*** Opening EXTRACTED MATERIAL ***
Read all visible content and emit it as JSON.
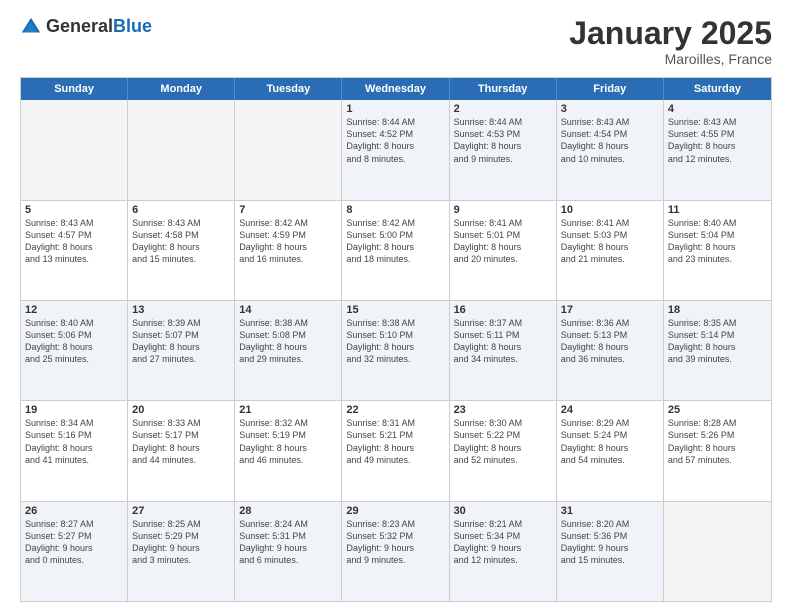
{
  "header": {
    "logo_general": "General",
    "logo_blue": "Blue",
    "month": "January 2025",
    "location": "Maroilles, France"
  },
  "weekdays": [
    "Sunday",
    "Monday",
    "Tuesday",
    "Wednesday",
    "Thursday",
    "Friday",
    "Saturday"
  ],
  "rows": [
    [
      {
        "day": "",
        "detail": "",
        "empty": true
      },
      {
        "day": "",
        "detail": "",
        "empty": true
      },
      {
        "day": "",
        "detail": "",
        "empty": true
      },
      {
        "day": "1",
        "detail": "Sunrise: 8:44 AM\nSunset: 4:52 PM\nDaylight: 8 hours\nand 8 minutes."
      },
      {
        "day": "2",
        "detail": "Sunrise: 8:44 AM\nSunset: 4:53 PM\nDaylight: 8 hours\nand 9 minutes."
      },
      {
        "day": "3",
        "detail": "Sunrise: 8:43 AM\nSunset: 4:54 PM\nDaylight: 8 hours\nand 10 minutes."
      },
      {
        "day": "4",
        "detail": "Sunrise: 8:43 AM\nSunset: 4:55 PM\nDaylight: 8 hours\nand 12 minutes."
      }
    ],
    [
      {
        "day": "5",
        "detail": "Sunrise: 8:43 AM\nSunset: 4:57 PM\nDaylight: 8 hours\nand 13 minutes."
      },
      {
        "day": "6",
        "detail": "Sunrise: 8:43 AM\nSunset: 4:58 PM\nDaylight: 8 hours\nand 15 minutes."
      },
      {
        "day": "7",
        "detail": "Sunrise: 8:42 AM\nSunset: 4:59 PM\nDaylight: 8 hours\nand 16 minutes."
      },
      {
        "day": "8",
        "detail": "Sunrise: 8:42 AM\nSunset: 5:00 PM\nDaylight: 8 hours\nand 18 minutes."
      },
      {
        "day": "9",
        "detail": "Sunrise: 8:41 AM\nSunset: 5:01 PM\nDaylight: 8 hours\nand 20 minutes."
      },
      {
        "day": "10",
        "detail": "Sunrise: 8:41 AM\nSunset: 5:03 PM\nDaylight: 8 hours\nand 21 minutes."
      },
      {
        "day": "11",
        "detail": "Sunrise: 8:40 AM\nSunset: 5:04 PM\nDaylight: 8 hours\nand 23 minutes."
      }
    ],
    [
      {
        "day": "12",
        "detail": "Sunrise: 8:40 AM\nSunset: 5:06 PM\nDaylight: 8 hours\nand 25 minutes."
      },
      {
        "day": "13",
        "detail": "Sunrise: 8:39 AM\nSunset: 5:07 PM\nDaylight: 8 hours\nand 27 minutes."
      },
      {
        "day": "14",
        "detail": "Sunrise: 8:38 AM\nSunset: 5:08 PM\nDaylight: 8 hours\nand 29 minutes."
      },
      {
        "day": "15",
        "detail": "Sunrise: 8:38 AM\nSunset: 5:10 PM\nDaylight: 8 hours\nand 32 minutes."
      },
      {
        "day": "16",
        "detail": "Sunrise: 8:37 AM\nSunset: 5:11 PM\nDaylight: 8 hours\nand 34 minutes."
      },
      {
        "day": "17",
        "detail": "Sunrise: 8:36 AM\nSunset: 5:13 PM\nDaylight: 8 hours\nand 36 minutes."
      },
      {
        "day": "18",
        "detail": "Sunrise: 8:35 AM\nSunset: 5:14 PM\nDaylight: 8 hours\nand 39 minutes."
      }
    ],
    [
      {
        "day": "19",
        "detail": "Sunrise: 8:34 AM\nSunset: 5:16 PM\nDaylight: 8 hours\nand 41 minutes."
      },
      {
        "day": "20",
        "detail": "Sunrise: 8:33 AM\nSunset: 5:17 PM\nDaylight: 8 hours\nand 44 minutes."
      },
      {
        "day": "21",
        "detail": "Sunrise: 8:32 AM\nSunset: 5:19 PM\nDaylight: 8 hours\nand 46 minutes."
      },
      {
        "day": "22",
        "detail": "Sunrise: 8:31 AM\nSunset: 5:21 PM\nDaylight: 8 hours\nand 49 minutes."
      },
      {
        "day": "23",
        "detail": "Sunrise: 8:30 AM\nSunset: 5:22 PM\nDaylight: 8 hours\nand 52 minutes."
      },
      {
        "day": "24",
        "detail": "Sunrise: 8:29 AM\nSunset: 5:24 PM\nDaylight: 8 hours\nand 54 minutes."
      },
      {
        "day": "25",
        "detail": "Sunrise: 8:28 AM\nSunset: 5:26 PM\nDaylight: 8 hours\nand 57 minutes."
      }
    ],
    [
      {
        "day": "26",
        "detail": "Sunrise: 8:27 AM\nSunset: 5:27 PM\nDaylight: 9 hours\nand 0 minutes."
      },
      {
        "day": "27",
        "detail": "Sunrise: 8:25 AM\nSunset: 5:29 PM\nDaylight: 9 hours\nand 3 minutes."
      },
      {
        "day": "28",
        "detail": "Sunrise: 8:24 AM\nSunset: 5:31 PM\nDaylight: 9 hours\nand 6 minutes."
      },
      {
        "day": "29",
        "detail": "Sunrise: 8:23 AM\nSunset: 5:32 PM\nDaylight: 9 hours\nand 9 minutes."
      },
      {
        "day": "30",
        "detail": "Sunrise: 8:21 AM\nSunset: 5:34 PM\nDaylight: 9 hours\nand 12 minutes."
      },
      {
        "day": "31",
        "detail": "Sunrise: 8:20 AM\nSunset: 5:36 PM\nDaylight: 9 hours\nand 15 minutes."
      },
      {
        "day": "",
        "detail": "",
        "empty": true
      }
    ]
  ]
}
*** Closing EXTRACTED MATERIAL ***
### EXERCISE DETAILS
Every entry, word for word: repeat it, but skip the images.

### YOUR SOLUTION
Read all visible content and emit it as JSON.
{
  "header": {
    "logo_general": "General",
    "logo_blue": "Blue",
    "month": "January 2025",
    "location": "Maroilles, France"
  },
  "weekdays": [
    "Sunday",
    "Monday",
    "Tuesday",
    "Wednesday",
    "Thursday",
    "Friday",
    "Saturday"
  ],
  "rows": [
    [
      {
        "day": "",
        "detail": "",
        "empty": true
      },
      {
        "day": "",
        "detail": "",
        "empty": true
      },
      {
        "day": "",
        "detail": "",
        "empty": true
      },
      {
        "day": "1",
        "detail": "Sunrise: 8:44 AM\nSunset: 4:52 PM\nDaylight: 8 hours\nand 8 minutes."
      },
      {
        "day": "2",
        "detail": "Sunrise: 8:44 AM\nSunset: 4:53 PM\nDaylight: 8 hours\nand 9 minutes."
      },
      {
        "day": "3",
        "detail": "Sunrise: 8:43 AM\nSunset: 4:54 PM\nDaylight: 8 hours\nand 10 minutes."
      },
      {
        "day": "4",
        "detail": "Sunrise: 8:43 AM\nSunset: 4:55 PM\nDaylight: 8 hours\nand 12 minutes."
      }
    ],
    [
      {
        "day": "5",
        "detail": "Sunrise: 8:43 AM\nSunset: 4:57 PM\nDaylight: 8 hours\nand 13 minutes."
      },
      {
        "day": "6",
        "detail": "Sunrise: 8:43 AM\nSunset: 4:58 PM\nDaylight: 8 hours\nand 15 minutes."
      },
      {
        "day": "7",
        "detail": "Sunrise: 8:42 AM\nSunset: 4:59 PM\nDaylight: 8 hours\nand 16 minutes."
      },
      {
        "day": "8",
        "detail": "Sunrise: 8:42 AM\nSunset: 5:00 PM\nDaylight: 8 hours\nand 18 minutes."
      },
      {
        "day": "9",
        "detail": "Sunrise: 8:41 AM\nSunset: 5:01 PM\nDaylight: 8 hours\nand 20 minutes."
      },
      {
        "day": "10",
        "detail": "Sunrise: 8:41 AM\nSunset: 5:03 PM\nDaylight: 8 hours\nand 21 minutes."
      },
      {
        "day": "11",
        "detail": "Sunrise: 8:40 AM\nSunset: 5:04 PM\nDaylight: 8 hours\nand 23 minutes."
      }
    ],
    [
      {
        "day": "12",
        "detail": "Sunrise: 8:40 AM\nSunset: 5:06 PM\nDaylight: 8 hours\nand 25 minutes."
      },
      {
        "day": "13",
        "detail": "Sunrise: 8:39 AM\nSunset: 5:07 PM\nDaylight: 8 hours\nand 27 minutes."
      },
      {
        "day": "14",
        "detail": "Sunrise: 8:38 AM\nSunset: 5:08 PM\nDaylight: 8 hours\nand 29 minutes."
      },
      {
        "day": "15",
        "detail": "Sunrise: 8:38 AM\nSunset: 5:10 PM\nDaylight: 8 hours\nand 32 minutes."
      },
      {
        "day": "16",
        "detail": "Sunrise: 8:37 AM\nSunset: 5:11 PM\nDaylight: 8 hours\nand 34 minutes."
      },
      {
        "day": "17",
        "detail": "Sunrise: 8:36 AM\nSunset: 5:13 PM\nDaylight: 8 hours\nand 36 minutes."
      },
      {
        "day": "18",
        "detail": "Sunrise: 8:35 AM\nSunset: 5:14 PM\nDaylight: 8 hours\nand 39 minutes."
      }
    ],
    [
      {
        "day": "19",
        "detail": "Sunrise: 8:34 AM\nSunset: 5:16 PM\nDaylight: 8 hours\nand 41 minutes."
      },
      {
        "day": "20",
        "detail": "Sunrise: 8:33 AM\nSunset: 5:17 PM\nDaylight: 8 hours\nand 44 minutes."
      },
      {
        "day": "21",
        "detail": "Sunrise: 8:32 AM\nSunset: 5:19 PM\nDaylight: 8 hours\nand 46 minutes."
      },
      {
        "day": "22",
        "detail": "Sunrise: 8:31 AM\nSunset: 5:21 PM\nDaylight: 8 hours\nand 49 minutes."
      },
      {
        "day": "23",
        "detail": "Sunrise: 8:30 AM\nSunset: 5:22 PM\nDaylight: 8 hours\nand 52 minutes."
      },
      {
        "day": "24",
        "detail": "Sunrise: 8:29 AM\nSunset: 5:24 PM\nDaylight: 8 hours\nand 54 minutes."
      },
      {
        "day": "25",
        "detail": "Sunrise: 8:28 AM\nSunset: 5:26 PM\nDaylight: 8 hours\nand 57 minutes."
      }
    ],
    [
      {
        "day": "26",
        "detail": "Sunrise: 8:27 AM\nSunset: 5:27 PM\nDaylight: 9 hours\nand 0 minutes."
      },
      {
        "day": "27",
        "detail": "Sunrise: 8:25 AM\nSunset: 5:29 PM\nDaylight: 9 hours\nand 3 minutes."
      },
      {
        "day": "28",
        "detail": "Sunrise: 8:24 AM\nSunset: 5:31 PM\nDaylight: 9 hours\nand 6 minutes."
      },
      {
        "day": "29",
        "detail": "Sunrise: 8:23 AM\nSunset: 5:32 PM\nDaylight: 9 hours\nand 9 minutes."
      },
      {
        "day": "30",
        "detail": "Sunrise: 8:21 AM\nSunset: 5:34 PM\nDaylight: 9 hours\nand 12 minutes."
      },
      {
        "day": "31",
        "detail": "Sunrise: 8:20 AM\nSunset: 5:36 PM\nDaylight: 9 hours\nand 15 minutes."
      },
      {
        "day": "",
        "detail": "",
        "empty": true
      }
    ]
  ]
}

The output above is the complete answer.